If you have any military ancestors in Canada it is likely that you are aware of the indexing of the WWI Soldier’s service records by Library and Archives Canada. They are over 1/2 done and the last update took us to the surname Russell.
Here a few other resources that can be investigated to help you in researching your military ancestor.
1) Commonwealth War Graves Commission – this site contains records of Commonwealth soldiers who were killed and buried overseas, including Canadian soldiers.
2) Veterans Death Cards is an underutilized resource when researching your WWI soldiers. These cards are not in a searchable index but are arranged alphabetically. Select the surname and scroll through until you find who you are looking for. It is not a complete listing but worth your time to check this resource. What is written on the card varies but you may find the soldier’s Reg, number, date of death, location and name of a surviving relative.

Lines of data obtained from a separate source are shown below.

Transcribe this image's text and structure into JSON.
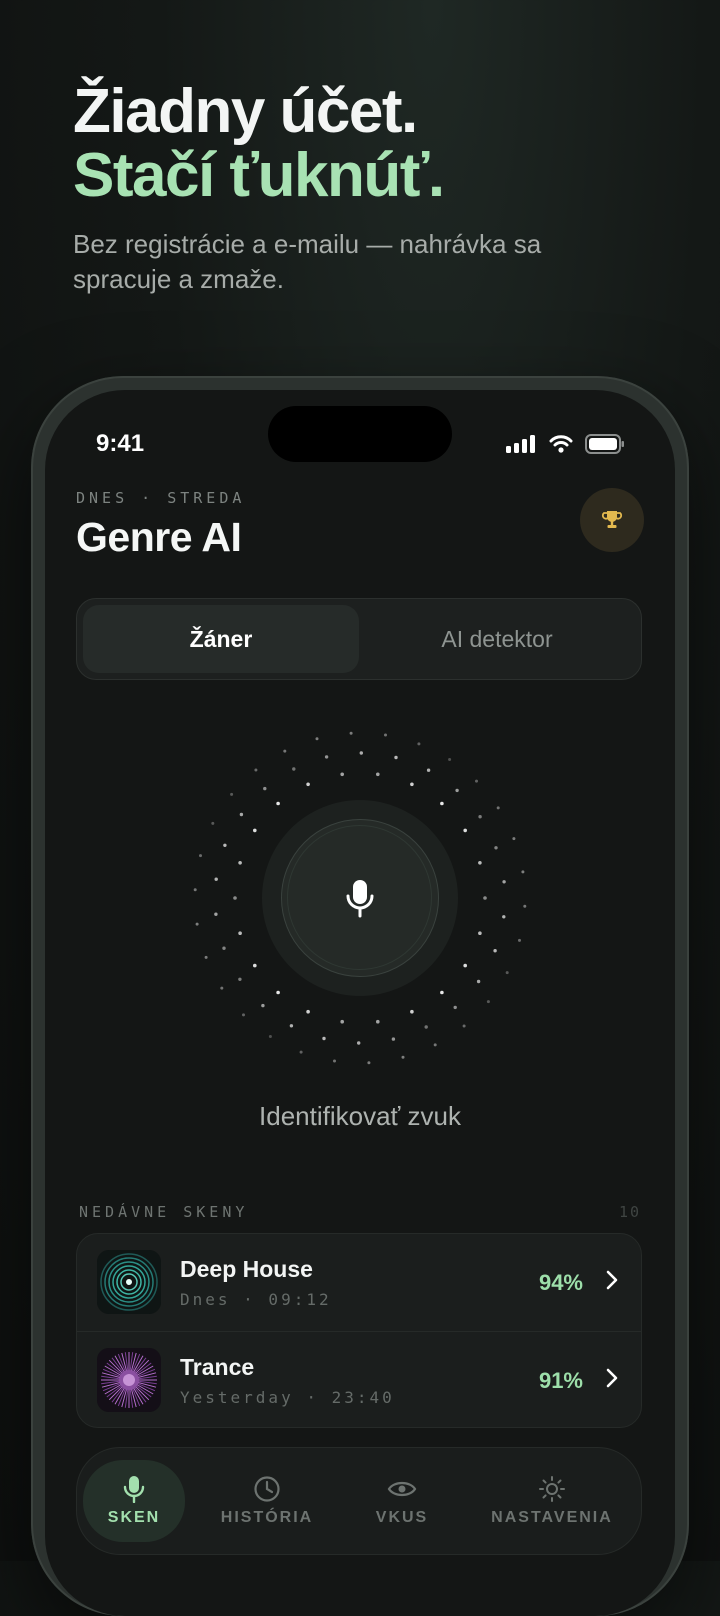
{
  "hero": {
    "title_line1": "Žiadny účet.",
    "title_line2": "Stačí ťuknúť.",
    "subtitle": "Bez registrácie a e-mailu — nahrávka sa spracuje a zmaže."
  },
  "status_bar": {
    "time": "9:41"
  },
  "header": {
    "date_label": "DNES · STREDA",
    "app_title": "Genre AI"
  },
  "segmented": {
    "tabs": [
      "Žáner",
      "AI detektor"
    ],
    "active_index": 0
  },
  "scan": {
    "action_label": "Identifikovať zvuk"
  },
  "recent": {
    "label": "NEDÁVNE SKENY",
    "count": "10",
    "items": [
      {
        "title": "Deep House",
        "meta": "Dnes · 09:12",
        "confidence": "94%"
      },
      {
        "title": "Trance",
        "meta": "Yesterday · 23:40",
        "confidence": "91%"
      }
    ]
  },
  "tabbar": {
    "items": [
      {
        "label": "SKEN",
        "icon": "mic-icon"
      },
      {
        "label": "HISTÓRIA",
        "icon": "clock-icon"
      },
      {
        "label": "VKUS",
        "icon": "eye-icon"
      },
      {
        "label": "NASTAVENIA",
        "icon": "sun-icon"
      }
    ],
    "active_index": 0
  },
  "colors": {
    "accent_green": "#a8e2b3",
    "background": "#141615",
    "trophy_gold": "#e3b94f"
  }
}
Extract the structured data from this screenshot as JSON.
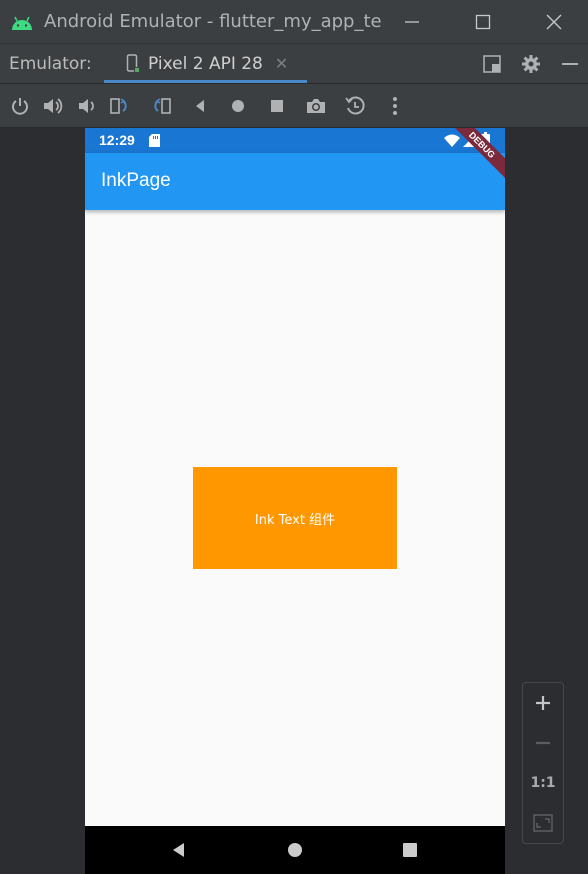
{
  "window": {
    "title": "Android Emulator - flutter_my_app_te"
  },
  "tabbar": {
    "label": "Emulator:",
    "active_tab": "Pixel 2 API 28"
  },
  "device": {
    "status_time": "12:29",
    "app_title": "InkPage",
    "debug_banner": "DEBUG",
    "ink_text": "Ink Text 组件",
    "ink_color": "#ff9800",
    "appbar_color": "#2196f3"
  },
  "zoom": {
    "reset_label": "1:1"
  }
}
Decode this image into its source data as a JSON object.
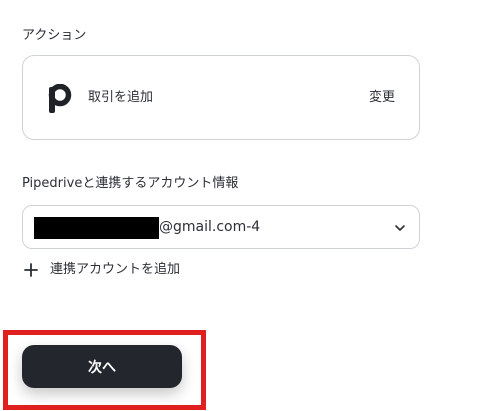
{
  "action_section": {
    "label": "アクション",
    "app_icon": "pipedrive-logo-icon",
    "action_name": "取引を追加",
    "change_label": "変更"
  },
  "account_section": {
    "label": "Pipedriveと連携するアカウント情報",
    "selected_account_suffix": "@gmail.com-4",
    "dropdown_icon": "chevron-down-icon",
    "add_account_label": "連携アカウントを追加",
    "add_icon": "plus-icon"
  },
  "footer": {
    "next_label": "次へ"
  },
  "colors": {
    "text": "#2b2f36",
    "border": "#cfd3d8",
    "button_bg": "#23262d",
    "highlight": "#e0201f",
    "redaction": "#000000"
  }
}
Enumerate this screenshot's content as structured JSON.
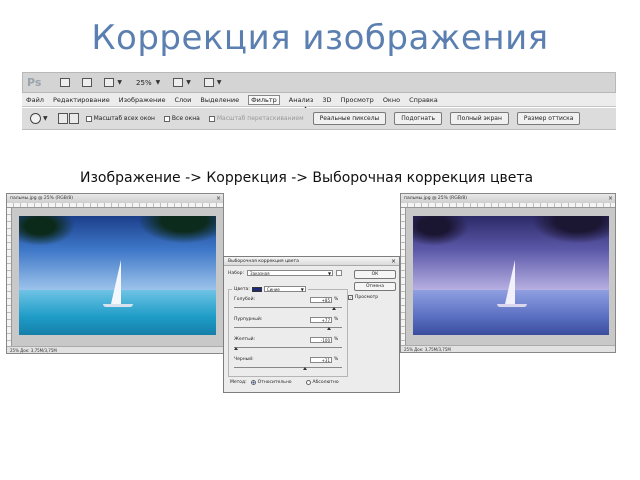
{
  "slide": {
    "title": "Коррекция изображения",
    "caption": "Изображение -> Коррекция -> Выборочная коррекция цвета"
  },
  "app_bar": {
    "logo": "Ps",
    "zoom": "25%"
  },
  "menu": {
    "items": [
      {
        "label": "Файл"
      },
      {
        "label": "Редактирование"
      },
      {
        "label": "Изображение"
      },
      {
        "label": "Слои"
      },
      {
        "label": "Выделение"
      },
      {
        "label": "Фильтр"
      },
      {
        "label": "Анализ"
      },
      {
        "label": "3D"
      },
      {
        "label": "Просмотр"
      },
      {
        "label": "Окно"
      },
      {
        "label": "Справка"
      }
    ],
    "active_index": 5
  },
  "options_bar": {
    "checkboxes": [
      {
        "label": "Масштаб всех окон",
        "enabled": true
      },
      {
        "label": "Все окна",
        "enabled": true
      },
      {
        "label": "Масштаб перетаскиванием",
        "enabled": false
      }
    ],
    "buttons": [
      "Реальные пикселы",
      "Подогнать",
      "Полный экран",
      "Размер оттиска"
    ]
  },
  "doc_before": {
    "title": "пальмы.jpg @ 25% (RGB/8)",
    "status": "25%   Док: 3,75M/3,75M"
  },
  "doc_after": {
    "title": "пальмы.jpg @ 25% (RGB/8)",
    "status": "25%   Док: 3,75M/3,75M"
  },
  "dialog": {
    "title": "Выборочная коррекция цвета",
    "preset_label": "Набор:",
    "preset_value": "Заказная",
    "colors_label": "Цвета:",
    "colors_value": "Синие",
    "ok_label": "ОК",
    "cancel_label": "Отмена",
    "preview_label": "Просмотр",
    "preview_checked": true,
    "sliders": [
      {
        "label": "Голубой:",
        "value": "+85",
        "percent": "%",
        "level": 0.92
      },
      {
        "label": "Пурпурный:",
        "value": "+77",
        "percent": "%",
        "level": 0.88
      },
      {
        "label": "Желтый:",
        "value": "-100",
        "percent": "%",
        "level": 0.0
      },
      {
        "label": "Черный:",
        "value": "+31",
        "percent": "%",
        "level": 0.65
      }
    ],
    "method_label": "Метод:",
    "method_relative": "Относительно",
    "method_absolute": "Абсолютно",
    "method_selected": "relative"
  }
}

A screen-shot of the Veterans Index card page
3) Navy – again Library and Archives website is the go-to, you can request the 1910-1941 service files for the Royal Canadian Navy – thanks to Dianne Seale Nolan’s comment below I have adjusted this information. Diane also informs us that the Navy service files are not yet available online at LAC, only the index to the Ledger Sheets. With the info contained there, you can request a copy of the ledger sheet (13 cents but I wouldn’t bother, same info is in file) and a copy of the service file
4) Canadian Soldiers killed in WWII is available on Library and Archives website. If you have an Ancestry subscription ($$) you can view the full files.
5) Book of Remembrance – a page is turned once a year on the seven books memorializing Canadians killed in a war. From the site –
The seven Books of Remembrance commemorate the lives of more than 118,000 Canadians who, since Confederation, have made the ultimate sacrifice while serving our country in uniform. The names inscribed in the Books of Remembrance can also be found in the Canadian Virtual War Memorial.
Museum & Archives
Do not over look searching for a Museum/Archives in the location where your ancestor was living. Many of them have memorial projects to honour soldiers who fought.
Alberta – South Peace Regional Archives is located in Grande Prairie and their project is to commemorate all the soldiers from the South Peace with a biography.
British Columbia – the community of Chilliwack’s Museum & Archives has an on-line memorial to their WWI and WWII soldiers honoured on their website Chillwack Museum and Archives
Manitoba – Hamiota Archives created a Wall of Remembrance back in 2016 that has the names of 750 soldiers.
Newfoundland – The Royal Newfoundland Regiment has an Archives dedicated to that Regiment.
Nova Scotia – The Yarmouth Museum and Archives houses newspapers from various years that would likely have reported on soldiers activity.
Nunavut – This Canada’s newest Territory and was not created until 1999. Nunavut Archives is who you would contact to inquire as to what is in their holdings for your veteran.
PEI – A search for ‘soldier’ on the Prince Edward Island’s PAROS collections database results in 116 photographs and 22 textual items.
Quebec – Have you ever wondered if your family took part in the battle on the Plains of Abraham? The National Battlefields Commission has a searchable index of soldiers who took part in 1759-1760.
This is a database of the French and British army soldiers in Québec in 1759 and 1760. There are 11,358 entries, 4,079 for French and 7,279 for British fighters.
Ontario – The British Isles Family History Society of Greater Ottawa has created a database of Canadian militia personnel not born in Canada.
Saskatchewan – The Melfort Museum and Archives states they have in their holdings
a large archive of photographs, documents, history books, record books and oral histories available for genealogical research.
it may be worthwhile to see if their holdings include soldiers if your family lived in the area.
Yukon – A search at the Yukon Archives on-line revealed a picture from the 1940s of a soldier standing in the snow and they have may have more in their holdings.
This is a small sampling of what different museums and archives are doing to honour our veterans.
Other Sites Dedicated to Soldiers
Historic Canada has a page dedicated to Black Canadian Soldiers.
There is also a website for researching your Aboriginal Soldiers in the World Wars in Canada
Other sites with mentioning are the Canadian Virtual War Memorial and The Canadian Military Heritage Project.
This is a drop in bucket, there are numerous sites that contain information about Canadian soldiers. Dig in and enjoy researching and honouring the veterans in your family!
*Featured Image – Tomb of the Unknown Soldier found on Wikimedia Commons